Malcolm McDowell gives a chlling performance as the twisted Alex Delarge. One of the most intriguing aspects of the film is the "Nadsat" language which has its roots in Russian. The film explores pyschology, morality, and philosophy. Kubrick digs into the dark nature of mankind, and what it means to be a moral person.
Interesting Facts and Trivia
The movie left out the last chapter, as did the American version of the novel. In the British version of the novel, Alex redeems himself deciding to change his ways of violence.
The United States Conference of Catholic Bishops' Office for Film and Broadcasting gave the film a rating of "C" for condemned, despite Anthony Burgess' defense of the film for active Christian moral points in opposition to Alex's violent nature throughout the film.

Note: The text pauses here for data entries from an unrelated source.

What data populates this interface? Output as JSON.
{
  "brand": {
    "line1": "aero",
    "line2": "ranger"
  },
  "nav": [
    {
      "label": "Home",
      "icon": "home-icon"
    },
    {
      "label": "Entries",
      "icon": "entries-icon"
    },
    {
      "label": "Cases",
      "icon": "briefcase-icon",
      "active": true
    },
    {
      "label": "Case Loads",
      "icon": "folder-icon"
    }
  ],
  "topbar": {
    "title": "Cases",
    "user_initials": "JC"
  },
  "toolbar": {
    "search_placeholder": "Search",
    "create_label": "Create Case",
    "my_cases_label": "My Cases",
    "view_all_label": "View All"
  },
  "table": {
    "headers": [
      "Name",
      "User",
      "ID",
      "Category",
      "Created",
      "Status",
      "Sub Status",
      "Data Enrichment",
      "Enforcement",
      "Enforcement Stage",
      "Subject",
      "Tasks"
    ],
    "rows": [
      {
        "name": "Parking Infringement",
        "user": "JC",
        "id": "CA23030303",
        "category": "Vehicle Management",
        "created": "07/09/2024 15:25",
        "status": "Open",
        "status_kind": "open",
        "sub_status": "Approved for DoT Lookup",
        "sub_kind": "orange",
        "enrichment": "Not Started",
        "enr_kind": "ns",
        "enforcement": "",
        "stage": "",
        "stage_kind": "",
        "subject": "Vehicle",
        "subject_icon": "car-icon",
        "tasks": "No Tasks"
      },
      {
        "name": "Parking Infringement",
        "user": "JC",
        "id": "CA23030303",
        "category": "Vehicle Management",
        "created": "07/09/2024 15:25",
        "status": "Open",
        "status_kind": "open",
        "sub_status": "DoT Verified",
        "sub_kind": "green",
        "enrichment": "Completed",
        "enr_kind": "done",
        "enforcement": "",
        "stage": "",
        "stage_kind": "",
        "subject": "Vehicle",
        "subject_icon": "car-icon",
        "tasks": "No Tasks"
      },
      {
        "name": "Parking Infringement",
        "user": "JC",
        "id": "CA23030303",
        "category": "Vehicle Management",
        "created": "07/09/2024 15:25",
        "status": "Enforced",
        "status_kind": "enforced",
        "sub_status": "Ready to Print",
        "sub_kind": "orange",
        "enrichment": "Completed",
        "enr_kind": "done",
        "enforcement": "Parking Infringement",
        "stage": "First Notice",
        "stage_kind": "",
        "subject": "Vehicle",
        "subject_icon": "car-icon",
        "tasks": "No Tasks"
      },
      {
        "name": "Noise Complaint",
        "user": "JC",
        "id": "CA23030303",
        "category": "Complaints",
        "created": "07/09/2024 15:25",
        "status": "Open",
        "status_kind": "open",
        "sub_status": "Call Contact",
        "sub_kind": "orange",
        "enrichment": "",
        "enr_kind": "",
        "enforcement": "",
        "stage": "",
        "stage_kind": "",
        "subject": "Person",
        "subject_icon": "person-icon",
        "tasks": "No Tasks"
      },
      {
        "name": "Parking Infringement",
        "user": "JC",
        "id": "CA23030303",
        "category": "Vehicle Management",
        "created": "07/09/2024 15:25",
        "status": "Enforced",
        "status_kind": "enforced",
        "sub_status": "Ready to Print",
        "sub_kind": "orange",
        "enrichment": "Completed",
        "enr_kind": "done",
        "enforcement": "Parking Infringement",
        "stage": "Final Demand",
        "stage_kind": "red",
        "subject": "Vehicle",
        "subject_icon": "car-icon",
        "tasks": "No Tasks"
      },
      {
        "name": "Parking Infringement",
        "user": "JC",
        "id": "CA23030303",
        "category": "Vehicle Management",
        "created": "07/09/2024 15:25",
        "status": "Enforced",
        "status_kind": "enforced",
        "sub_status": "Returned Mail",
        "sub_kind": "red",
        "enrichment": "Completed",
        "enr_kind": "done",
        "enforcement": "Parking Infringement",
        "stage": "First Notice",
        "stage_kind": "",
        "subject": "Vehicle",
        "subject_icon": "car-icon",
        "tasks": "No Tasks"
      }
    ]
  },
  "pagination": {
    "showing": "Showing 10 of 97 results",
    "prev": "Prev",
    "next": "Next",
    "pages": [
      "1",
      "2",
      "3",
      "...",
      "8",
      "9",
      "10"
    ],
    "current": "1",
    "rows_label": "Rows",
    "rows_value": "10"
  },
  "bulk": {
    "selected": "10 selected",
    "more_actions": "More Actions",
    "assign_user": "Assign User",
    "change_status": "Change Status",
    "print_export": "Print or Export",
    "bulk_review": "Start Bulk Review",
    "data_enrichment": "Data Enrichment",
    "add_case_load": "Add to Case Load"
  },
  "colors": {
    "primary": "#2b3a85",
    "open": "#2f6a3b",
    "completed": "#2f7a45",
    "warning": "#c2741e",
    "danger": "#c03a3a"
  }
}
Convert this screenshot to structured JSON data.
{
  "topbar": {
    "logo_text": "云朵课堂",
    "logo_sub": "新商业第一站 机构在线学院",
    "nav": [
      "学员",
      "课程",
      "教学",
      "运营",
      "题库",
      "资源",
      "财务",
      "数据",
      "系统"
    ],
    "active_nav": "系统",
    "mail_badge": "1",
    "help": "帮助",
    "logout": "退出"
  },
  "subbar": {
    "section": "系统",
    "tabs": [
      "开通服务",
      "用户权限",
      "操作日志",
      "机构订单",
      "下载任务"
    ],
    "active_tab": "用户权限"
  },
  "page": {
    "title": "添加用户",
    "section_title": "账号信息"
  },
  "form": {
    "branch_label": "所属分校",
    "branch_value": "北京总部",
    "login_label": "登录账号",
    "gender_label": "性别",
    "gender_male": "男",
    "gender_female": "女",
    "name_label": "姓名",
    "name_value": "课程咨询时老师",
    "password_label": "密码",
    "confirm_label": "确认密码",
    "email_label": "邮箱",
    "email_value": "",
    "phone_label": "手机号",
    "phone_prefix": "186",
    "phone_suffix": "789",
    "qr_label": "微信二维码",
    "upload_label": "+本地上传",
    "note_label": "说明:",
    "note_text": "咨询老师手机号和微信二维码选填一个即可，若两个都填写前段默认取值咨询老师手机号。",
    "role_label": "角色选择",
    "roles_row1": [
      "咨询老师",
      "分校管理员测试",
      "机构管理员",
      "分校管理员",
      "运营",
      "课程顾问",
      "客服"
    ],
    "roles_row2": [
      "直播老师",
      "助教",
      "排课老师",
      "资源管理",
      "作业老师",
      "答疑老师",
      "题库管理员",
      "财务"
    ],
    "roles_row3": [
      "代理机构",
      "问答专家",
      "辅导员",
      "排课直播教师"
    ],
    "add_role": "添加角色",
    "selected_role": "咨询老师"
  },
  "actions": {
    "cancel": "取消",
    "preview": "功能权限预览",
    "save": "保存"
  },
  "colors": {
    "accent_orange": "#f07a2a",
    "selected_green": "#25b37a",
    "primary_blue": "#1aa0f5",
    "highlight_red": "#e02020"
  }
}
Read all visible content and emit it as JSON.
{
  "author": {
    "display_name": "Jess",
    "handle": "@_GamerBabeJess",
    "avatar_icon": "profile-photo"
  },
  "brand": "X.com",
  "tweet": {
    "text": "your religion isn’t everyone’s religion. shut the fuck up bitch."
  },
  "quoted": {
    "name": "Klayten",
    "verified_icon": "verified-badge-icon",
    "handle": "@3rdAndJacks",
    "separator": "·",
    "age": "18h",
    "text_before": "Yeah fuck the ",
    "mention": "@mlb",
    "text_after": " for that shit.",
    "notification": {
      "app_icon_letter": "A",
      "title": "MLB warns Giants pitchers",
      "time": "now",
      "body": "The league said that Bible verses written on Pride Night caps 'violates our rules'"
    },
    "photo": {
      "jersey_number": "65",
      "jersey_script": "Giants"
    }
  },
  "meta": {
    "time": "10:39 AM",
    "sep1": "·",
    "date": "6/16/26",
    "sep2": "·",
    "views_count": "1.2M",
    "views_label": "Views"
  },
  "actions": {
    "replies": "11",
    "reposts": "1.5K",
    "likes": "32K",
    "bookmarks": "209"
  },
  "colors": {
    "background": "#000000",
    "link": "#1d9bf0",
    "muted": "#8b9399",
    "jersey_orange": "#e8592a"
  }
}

- David Prowse, the future physical Darth Vader, plays the role of the bodyguard
1. 2001: A Space Odyssey (1968)
Written concurrently with Arthur C. Clarke's novel of the same name
Run Time: 161 (Premiere) 142 (Theatrical)
Budget: $10.5 million
2001: a Space Odyssey is an epic film, documenting the advancement of mankind from ape, human and beyond. This film is as factually realistic as it is ambitious. 2001 attempts to explore human evolution, the possibilty of extraterrestrial life, and the future of mankind. It is a film that every person needs to see.
The film has limited use of dialoge, and instead relies on then state-of-the-art technology and a masterful musical soundtrack. The film is as culurally relevant today as it was in its premiere in 1968. The predictions of flatscreen devices and the exopential development of artificial intelligence still echoes in today's world, and makes the audience wonder about the future of tommorrow.
Interesting Facts and Trivia
- The depiction of alien life in the film was suggested by none other than Carl Sagan, famous astronomer and creator of the television series "Cosmos."
- Nominated for four academy awards: Best Original Screenplay, Best Director, Best Art Direction, and Best Visual effects, winning the last one to give Kubrick his only personal Oscar
- Ridley Scott, a famous and successful director said that 2001 was an unbeatable film and in a way killed the science fiction genre.